Backgrounds: Spontaneous micro-aggregation of platelets (SMAP) is frequently observed in stroke patients and is a trigger for the additional development of larger thrombi. We tested the hypothesis that SMAP may predict clinical outcome in acute ischemic stroke patients.

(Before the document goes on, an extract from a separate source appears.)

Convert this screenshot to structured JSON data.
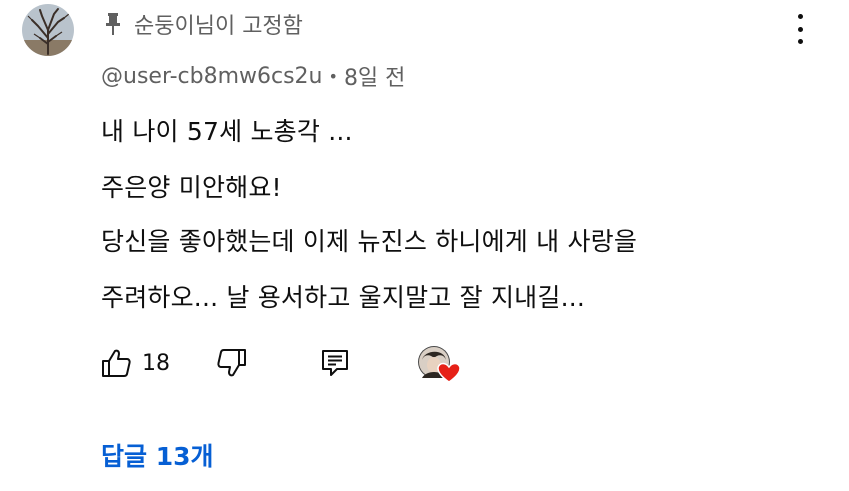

Methods and results: Consecutive acute ischemic stroke patients (n = 358) who were transferred to our hospital within 24 hours after its onset were enrolled. Peripheral venous blood was sampled to measure various parameters when they arrived. SMAP was correlated with plasma brain natriuretic peptide and diastolic blood pressure positively, and with serum albumin and body weight negatively. Multivariable Cox regression analysis showed that only serum albumin was an independent predictor of the SMAP (P = .0023). The proportion of patients who were functionally independent (score 0-2 on the modified Rankin Scales) at discharge was lower in the third tertile of SMAP (higher level) as compared with the first and the second tertiles in ischemic stroke (odds ratio [OR], 5.76; 95 % confidence interval [CI], 3.31-10.05; P < .0001) and atherothrombotic stroke (P = .02 by chi-square test). The lower proportion of patients achieving independence was found in the first tertile of serum albumin (lower level) as compared with the second and third tertiles in ischemic (OR, 4.60; 95% CI, 2.66-7.95; P < .0001), atherothrombotic, and cardioembolic stroke (P = .004 and P < .0001 by chi-square test). On logistic regression analysis, SMAP and serum albumin remained independent predictors of poor outcome in ischemic stroke.
Conclusions: SMAP within 24 hours after stroke onset is a novel independent predictor of clinical outcome in acute ischemic stroke patients.
Keywords: Spontaneous micro-aggregation of platelets; albumin; modified Rankin Scale; prognosis; stroke.
Copyright © 2018 National Stroke Association. Published by Elsevier Inc. All rights reserved.